How Social Media Would Have Killed Vader’s Secret
As International Comic Con kicked off earlier this month with a panel that re-introduced us to Luke, Leia and Han (well – their actors anyway), it occurred to me how one of the coolest plot twists and reactions would have NEVER been possible in the Social Media age.
***SPOILER ALERT! STOP READING IF YOU HAVE BEEN LIVING UNDER A NERFHERDER FOR THE LAST 30 YEARS***
As the story goes, George Lucas really wanted to keep the secret that Darth Vader was Luke’s father from everyone – including the cast of Star Wars. He did this by filming the scene asking the Darth Vader actor to say, “Obi-Wan killed your father” on set. He later dubbed in James Earl Jones’ voice saying, “I am your father.” Only Mark Hamill (the actor who played Luke) and a few of the production staff knew the truth. This produced an all-time great plot twist. Carrie Fisher didn’t know, Harrison Ford didn’t know, R2-D2 didn’t know…even Darth Vader didn’t know (because he read the single line in a voice over booth, not knowing the context of what he was saying).
Could this secret be kept now? Not a chance. Even though Star Wars Force Awakens is rumored to have a motto, “Loose Lips Bring Down Starships.” thanks to Social Media almost the entire movie script is rumored to be online. There are multiple Facebook accounts that provide daily updates about the production of the movie.
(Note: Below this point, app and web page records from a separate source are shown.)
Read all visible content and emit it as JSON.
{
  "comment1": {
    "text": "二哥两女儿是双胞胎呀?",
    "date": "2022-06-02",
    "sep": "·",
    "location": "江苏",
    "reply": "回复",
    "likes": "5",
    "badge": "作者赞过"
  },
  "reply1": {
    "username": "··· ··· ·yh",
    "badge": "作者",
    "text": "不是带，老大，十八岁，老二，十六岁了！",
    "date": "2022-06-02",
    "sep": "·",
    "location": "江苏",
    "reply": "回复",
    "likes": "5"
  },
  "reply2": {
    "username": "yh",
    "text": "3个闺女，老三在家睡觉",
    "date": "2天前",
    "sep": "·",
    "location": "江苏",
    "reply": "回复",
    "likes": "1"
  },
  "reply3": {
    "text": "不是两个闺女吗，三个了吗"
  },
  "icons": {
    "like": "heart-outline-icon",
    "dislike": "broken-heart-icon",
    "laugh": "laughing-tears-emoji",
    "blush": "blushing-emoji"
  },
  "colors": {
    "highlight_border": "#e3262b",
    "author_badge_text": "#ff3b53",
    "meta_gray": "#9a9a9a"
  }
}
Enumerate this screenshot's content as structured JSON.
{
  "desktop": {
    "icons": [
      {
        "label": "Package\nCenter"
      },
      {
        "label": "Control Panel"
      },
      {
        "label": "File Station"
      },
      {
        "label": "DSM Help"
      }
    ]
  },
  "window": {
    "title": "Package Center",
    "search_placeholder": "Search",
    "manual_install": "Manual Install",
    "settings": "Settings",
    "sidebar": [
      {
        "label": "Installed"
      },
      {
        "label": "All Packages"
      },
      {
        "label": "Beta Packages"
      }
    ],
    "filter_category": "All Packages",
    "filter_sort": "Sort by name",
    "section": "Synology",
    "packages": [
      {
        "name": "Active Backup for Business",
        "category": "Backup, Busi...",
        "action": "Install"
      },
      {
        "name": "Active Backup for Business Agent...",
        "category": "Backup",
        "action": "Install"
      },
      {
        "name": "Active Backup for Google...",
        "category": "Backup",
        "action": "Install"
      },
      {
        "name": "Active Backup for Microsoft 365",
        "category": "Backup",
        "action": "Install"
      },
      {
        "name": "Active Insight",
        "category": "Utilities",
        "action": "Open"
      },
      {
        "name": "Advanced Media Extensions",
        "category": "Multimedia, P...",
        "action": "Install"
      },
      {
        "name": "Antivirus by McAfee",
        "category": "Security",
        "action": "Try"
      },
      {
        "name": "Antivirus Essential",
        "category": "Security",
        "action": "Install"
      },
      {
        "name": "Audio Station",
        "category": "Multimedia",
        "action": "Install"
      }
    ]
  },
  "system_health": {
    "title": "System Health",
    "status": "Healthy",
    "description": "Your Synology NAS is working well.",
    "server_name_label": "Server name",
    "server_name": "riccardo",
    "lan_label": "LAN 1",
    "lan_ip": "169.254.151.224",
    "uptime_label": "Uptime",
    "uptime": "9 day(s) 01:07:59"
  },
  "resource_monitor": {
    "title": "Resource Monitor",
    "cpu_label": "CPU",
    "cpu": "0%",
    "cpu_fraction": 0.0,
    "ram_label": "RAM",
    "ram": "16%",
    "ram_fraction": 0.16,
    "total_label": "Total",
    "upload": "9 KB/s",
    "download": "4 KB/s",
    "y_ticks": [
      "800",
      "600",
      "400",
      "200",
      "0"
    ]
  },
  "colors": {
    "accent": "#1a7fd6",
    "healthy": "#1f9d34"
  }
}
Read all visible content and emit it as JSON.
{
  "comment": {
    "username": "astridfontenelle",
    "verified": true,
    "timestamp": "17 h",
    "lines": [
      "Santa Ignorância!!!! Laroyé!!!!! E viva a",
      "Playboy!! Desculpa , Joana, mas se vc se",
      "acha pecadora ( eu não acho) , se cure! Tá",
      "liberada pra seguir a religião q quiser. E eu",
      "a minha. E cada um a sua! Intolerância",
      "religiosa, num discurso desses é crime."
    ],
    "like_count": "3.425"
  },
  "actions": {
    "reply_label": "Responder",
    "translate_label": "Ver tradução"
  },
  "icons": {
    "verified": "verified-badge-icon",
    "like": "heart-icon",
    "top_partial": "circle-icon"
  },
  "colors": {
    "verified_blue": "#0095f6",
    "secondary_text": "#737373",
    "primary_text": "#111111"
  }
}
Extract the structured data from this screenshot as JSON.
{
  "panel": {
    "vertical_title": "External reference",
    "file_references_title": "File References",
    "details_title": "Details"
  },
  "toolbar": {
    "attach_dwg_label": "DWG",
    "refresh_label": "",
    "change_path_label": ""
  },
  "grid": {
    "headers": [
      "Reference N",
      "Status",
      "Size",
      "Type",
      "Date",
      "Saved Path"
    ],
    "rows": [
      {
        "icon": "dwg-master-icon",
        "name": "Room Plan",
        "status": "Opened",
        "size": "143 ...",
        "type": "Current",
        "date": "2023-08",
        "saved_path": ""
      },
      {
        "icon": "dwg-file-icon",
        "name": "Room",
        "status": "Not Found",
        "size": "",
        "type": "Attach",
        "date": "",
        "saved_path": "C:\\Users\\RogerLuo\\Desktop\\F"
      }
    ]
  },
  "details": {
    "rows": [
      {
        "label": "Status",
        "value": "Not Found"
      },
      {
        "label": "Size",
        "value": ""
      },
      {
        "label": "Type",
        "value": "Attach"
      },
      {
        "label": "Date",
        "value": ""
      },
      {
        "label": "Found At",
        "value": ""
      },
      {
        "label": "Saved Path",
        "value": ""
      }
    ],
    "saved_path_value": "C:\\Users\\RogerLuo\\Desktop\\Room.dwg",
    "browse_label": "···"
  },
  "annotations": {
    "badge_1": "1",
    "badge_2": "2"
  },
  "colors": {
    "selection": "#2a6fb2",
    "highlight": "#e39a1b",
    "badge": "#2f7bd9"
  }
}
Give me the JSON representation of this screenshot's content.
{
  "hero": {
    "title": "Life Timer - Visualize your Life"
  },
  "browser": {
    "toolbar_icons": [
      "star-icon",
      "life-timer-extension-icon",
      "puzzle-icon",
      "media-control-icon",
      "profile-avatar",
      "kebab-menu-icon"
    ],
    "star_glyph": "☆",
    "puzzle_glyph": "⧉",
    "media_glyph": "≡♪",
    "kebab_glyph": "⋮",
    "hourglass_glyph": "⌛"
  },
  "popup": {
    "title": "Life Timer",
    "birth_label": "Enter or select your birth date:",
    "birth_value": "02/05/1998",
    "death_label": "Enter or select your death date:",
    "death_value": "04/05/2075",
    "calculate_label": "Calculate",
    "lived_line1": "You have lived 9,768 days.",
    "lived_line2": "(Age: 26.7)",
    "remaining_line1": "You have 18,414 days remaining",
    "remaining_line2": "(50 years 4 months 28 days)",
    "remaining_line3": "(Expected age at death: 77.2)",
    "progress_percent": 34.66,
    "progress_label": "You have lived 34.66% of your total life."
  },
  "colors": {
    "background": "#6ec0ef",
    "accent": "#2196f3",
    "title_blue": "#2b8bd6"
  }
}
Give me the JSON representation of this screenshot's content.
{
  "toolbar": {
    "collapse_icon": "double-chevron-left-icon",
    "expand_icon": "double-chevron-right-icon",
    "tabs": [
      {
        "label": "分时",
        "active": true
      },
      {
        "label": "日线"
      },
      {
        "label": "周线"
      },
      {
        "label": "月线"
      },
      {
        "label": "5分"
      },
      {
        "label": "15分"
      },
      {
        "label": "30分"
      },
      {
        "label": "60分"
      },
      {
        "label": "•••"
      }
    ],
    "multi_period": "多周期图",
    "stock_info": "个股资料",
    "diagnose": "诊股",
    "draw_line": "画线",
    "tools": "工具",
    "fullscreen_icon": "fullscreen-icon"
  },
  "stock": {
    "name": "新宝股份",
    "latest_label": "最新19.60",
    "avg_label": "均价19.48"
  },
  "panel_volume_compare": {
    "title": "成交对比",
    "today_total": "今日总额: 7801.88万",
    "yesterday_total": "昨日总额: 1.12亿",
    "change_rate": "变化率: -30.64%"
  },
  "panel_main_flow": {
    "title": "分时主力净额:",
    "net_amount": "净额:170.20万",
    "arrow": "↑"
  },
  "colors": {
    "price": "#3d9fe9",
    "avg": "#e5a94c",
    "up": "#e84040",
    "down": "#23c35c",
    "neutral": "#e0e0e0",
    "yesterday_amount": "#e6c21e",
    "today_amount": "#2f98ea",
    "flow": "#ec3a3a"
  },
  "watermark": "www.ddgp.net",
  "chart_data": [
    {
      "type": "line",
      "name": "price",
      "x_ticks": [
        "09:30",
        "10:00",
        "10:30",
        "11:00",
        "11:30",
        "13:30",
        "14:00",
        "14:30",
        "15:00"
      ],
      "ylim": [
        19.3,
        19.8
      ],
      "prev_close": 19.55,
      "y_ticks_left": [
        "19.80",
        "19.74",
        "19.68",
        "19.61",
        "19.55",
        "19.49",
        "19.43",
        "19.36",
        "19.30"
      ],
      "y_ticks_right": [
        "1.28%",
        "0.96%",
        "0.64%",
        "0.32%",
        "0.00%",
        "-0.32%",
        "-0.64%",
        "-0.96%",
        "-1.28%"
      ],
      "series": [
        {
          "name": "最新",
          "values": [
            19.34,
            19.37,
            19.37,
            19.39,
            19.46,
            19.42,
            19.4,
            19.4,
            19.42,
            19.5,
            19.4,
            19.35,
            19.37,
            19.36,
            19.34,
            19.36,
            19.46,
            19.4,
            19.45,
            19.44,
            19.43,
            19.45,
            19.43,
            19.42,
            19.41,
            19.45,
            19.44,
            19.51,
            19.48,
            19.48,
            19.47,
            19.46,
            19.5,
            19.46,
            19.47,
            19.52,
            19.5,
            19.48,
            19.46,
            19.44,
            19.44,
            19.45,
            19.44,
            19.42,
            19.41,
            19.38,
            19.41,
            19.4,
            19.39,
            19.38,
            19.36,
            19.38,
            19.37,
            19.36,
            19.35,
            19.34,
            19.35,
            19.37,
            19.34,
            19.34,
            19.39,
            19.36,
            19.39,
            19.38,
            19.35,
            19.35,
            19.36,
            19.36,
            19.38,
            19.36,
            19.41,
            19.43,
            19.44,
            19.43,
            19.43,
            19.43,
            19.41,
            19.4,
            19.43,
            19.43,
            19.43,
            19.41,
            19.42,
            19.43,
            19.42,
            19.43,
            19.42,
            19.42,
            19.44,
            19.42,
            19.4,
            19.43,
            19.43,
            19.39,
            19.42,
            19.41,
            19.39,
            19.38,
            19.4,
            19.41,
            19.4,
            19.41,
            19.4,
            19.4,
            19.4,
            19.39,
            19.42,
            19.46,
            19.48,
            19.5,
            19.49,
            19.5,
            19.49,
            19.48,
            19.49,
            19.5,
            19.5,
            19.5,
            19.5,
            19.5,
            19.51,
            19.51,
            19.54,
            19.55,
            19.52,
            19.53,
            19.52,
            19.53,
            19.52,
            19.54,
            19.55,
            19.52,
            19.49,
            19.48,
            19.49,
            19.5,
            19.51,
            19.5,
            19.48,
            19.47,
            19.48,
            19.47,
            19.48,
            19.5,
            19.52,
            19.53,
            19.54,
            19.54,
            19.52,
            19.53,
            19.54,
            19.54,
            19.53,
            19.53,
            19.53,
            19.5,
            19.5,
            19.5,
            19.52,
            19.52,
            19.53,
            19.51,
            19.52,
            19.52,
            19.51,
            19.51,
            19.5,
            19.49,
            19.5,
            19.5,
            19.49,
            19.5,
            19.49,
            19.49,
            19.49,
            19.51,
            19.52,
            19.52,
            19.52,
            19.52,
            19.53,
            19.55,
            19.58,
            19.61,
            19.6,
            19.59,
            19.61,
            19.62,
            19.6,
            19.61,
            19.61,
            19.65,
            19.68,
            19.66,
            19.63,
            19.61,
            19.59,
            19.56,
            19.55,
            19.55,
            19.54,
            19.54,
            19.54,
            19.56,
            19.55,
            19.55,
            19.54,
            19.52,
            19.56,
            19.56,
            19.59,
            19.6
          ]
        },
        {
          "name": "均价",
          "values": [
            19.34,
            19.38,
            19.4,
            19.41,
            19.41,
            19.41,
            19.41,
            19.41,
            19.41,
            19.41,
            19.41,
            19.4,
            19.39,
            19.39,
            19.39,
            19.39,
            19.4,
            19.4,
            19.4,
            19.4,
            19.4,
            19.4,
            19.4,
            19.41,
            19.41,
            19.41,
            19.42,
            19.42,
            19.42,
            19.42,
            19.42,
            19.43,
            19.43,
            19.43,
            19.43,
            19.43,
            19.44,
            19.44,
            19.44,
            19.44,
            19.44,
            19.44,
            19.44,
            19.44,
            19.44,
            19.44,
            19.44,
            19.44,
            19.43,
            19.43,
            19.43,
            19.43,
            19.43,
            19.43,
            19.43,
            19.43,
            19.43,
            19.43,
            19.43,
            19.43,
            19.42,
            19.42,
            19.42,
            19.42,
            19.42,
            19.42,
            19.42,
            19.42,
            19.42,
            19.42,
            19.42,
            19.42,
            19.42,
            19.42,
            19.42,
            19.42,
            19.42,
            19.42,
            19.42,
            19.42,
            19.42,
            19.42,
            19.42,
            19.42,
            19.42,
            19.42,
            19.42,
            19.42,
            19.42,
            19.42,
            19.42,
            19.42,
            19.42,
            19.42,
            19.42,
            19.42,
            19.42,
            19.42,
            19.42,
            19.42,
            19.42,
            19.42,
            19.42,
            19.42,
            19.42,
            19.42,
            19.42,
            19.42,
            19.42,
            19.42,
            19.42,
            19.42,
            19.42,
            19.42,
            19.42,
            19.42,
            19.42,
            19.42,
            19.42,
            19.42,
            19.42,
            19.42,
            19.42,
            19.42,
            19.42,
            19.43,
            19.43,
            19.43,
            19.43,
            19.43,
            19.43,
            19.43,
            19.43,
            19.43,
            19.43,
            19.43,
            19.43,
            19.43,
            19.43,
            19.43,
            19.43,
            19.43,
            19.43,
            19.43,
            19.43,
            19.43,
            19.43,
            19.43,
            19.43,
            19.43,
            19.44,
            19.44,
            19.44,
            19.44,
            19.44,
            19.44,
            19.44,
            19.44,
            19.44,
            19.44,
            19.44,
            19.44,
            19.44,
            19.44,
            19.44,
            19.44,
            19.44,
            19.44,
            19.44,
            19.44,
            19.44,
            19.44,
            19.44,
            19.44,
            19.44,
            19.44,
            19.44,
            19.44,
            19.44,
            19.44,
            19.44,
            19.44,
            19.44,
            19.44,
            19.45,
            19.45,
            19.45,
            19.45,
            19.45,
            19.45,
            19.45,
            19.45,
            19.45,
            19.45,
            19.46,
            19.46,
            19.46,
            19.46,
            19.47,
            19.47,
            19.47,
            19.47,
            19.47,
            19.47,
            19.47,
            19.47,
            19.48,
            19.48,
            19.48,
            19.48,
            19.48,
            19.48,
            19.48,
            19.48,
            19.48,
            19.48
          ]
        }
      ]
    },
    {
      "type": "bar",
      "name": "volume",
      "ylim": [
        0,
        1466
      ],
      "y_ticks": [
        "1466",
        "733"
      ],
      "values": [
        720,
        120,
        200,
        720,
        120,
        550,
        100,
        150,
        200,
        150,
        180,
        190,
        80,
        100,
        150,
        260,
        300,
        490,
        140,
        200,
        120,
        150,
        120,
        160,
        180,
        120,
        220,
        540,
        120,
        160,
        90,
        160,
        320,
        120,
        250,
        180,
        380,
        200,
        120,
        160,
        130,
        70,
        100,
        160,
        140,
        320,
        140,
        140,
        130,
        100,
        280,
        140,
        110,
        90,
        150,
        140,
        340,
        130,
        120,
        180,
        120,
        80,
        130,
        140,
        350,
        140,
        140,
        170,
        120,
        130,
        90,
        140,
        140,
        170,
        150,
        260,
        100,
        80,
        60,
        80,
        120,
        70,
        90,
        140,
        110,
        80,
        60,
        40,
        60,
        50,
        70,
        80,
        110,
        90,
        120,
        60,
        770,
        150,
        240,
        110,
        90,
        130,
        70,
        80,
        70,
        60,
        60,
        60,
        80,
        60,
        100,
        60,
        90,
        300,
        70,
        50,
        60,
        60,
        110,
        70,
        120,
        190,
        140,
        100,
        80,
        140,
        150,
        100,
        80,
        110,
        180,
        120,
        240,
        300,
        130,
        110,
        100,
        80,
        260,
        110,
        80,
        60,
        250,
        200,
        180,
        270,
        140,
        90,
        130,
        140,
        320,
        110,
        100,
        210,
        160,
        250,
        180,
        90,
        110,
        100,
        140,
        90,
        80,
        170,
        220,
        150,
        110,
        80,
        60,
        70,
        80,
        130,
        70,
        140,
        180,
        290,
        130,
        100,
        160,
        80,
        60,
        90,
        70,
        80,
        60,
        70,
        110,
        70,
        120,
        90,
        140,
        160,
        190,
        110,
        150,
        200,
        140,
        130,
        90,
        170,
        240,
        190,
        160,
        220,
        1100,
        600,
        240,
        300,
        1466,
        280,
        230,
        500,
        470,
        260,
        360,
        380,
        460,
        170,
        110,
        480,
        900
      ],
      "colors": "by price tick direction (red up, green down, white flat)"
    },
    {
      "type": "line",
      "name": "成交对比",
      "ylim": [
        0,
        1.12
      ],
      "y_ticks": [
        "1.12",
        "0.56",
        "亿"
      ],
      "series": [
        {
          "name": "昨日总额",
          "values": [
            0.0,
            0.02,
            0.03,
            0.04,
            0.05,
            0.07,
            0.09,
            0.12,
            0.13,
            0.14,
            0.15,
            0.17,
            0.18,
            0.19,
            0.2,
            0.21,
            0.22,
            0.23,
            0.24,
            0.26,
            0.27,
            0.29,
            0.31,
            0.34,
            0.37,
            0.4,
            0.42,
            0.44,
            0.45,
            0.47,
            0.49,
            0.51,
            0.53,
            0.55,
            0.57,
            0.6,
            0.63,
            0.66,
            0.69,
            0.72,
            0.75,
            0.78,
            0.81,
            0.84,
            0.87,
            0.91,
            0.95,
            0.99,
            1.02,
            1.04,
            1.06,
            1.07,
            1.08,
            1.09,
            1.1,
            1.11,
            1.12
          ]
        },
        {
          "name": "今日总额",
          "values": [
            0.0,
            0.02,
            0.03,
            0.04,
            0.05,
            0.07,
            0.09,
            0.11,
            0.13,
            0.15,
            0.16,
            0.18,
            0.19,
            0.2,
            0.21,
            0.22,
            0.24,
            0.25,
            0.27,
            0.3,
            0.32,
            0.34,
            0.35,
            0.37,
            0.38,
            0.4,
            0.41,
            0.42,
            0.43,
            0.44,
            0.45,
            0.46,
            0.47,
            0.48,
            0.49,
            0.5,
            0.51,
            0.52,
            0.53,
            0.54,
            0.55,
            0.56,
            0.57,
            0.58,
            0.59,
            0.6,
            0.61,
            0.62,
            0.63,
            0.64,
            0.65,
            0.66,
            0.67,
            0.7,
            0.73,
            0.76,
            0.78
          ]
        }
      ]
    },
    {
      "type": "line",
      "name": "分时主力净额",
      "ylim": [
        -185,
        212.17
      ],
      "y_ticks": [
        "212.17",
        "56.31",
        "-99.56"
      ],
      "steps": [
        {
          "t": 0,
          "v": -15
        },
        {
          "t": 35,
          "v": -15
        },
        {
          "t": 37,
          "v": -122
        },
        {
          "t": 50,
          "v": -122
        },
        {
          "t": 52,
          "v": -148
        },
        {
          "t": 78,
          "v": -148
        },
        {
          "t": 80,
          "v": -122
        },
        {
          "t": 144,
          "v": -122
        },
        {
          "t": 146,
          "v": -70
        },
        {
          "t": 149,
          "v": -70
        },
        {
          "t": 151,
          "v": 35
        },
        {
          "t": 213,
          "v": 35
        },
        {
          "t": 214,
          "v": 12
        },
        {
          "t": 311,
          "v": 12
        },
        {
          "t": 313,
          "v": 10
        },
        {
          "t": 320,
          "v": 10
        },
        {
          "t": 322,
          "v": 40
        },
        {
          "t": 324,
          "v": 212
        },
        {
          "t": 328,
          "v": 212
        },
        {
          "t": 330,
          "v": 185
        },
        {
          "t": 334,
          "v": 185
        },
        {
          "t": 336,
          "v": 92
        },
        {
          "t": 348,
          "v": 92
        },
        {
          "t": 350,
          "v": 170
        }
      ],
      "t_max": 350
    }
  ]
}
I am admittedly weak – and I read them all. I knew the shot0for-shot sequence of the first trailer a day before it came out. This is all tied into the fact that a staff of hundreds, maybe thousands, are working on the film…and they all have smart phones.
I can’t imagine not knowing a plot twist of this caliber in today’s age of Social Media. Unless I ban myself from all social networks prior to the days / hours Force Awakens comes out, someone is bound to send a single Tweet with a key plot detail that will ruin it. I remember my brother saw Empire Strikes Back a few days ahead of me, and he knew something that he couldn’t tell me. That withholding of information simply can’t happen today. The 11-year-old me would have already watched hours of YouTube reviews / recaps / reactions before the movie came out, while my phone blew up with “finds” from my other equally obsessed friends. While these activities can certainly enrich the experience beyond our wildest 1977 dreams, that comes at a cost.
The theme of the Force Awakens panel at Comic Con was that they had gone back to their roots, using less CGI and more practical effects. It is too bad we can’t get back return to a simpler time in other ways and stop spoiling EVERYTHING on Social Media (even though I will click/read/watch EVERYTHING)…
~ Jaime Hamel, Digital Strategist, The S3 Agency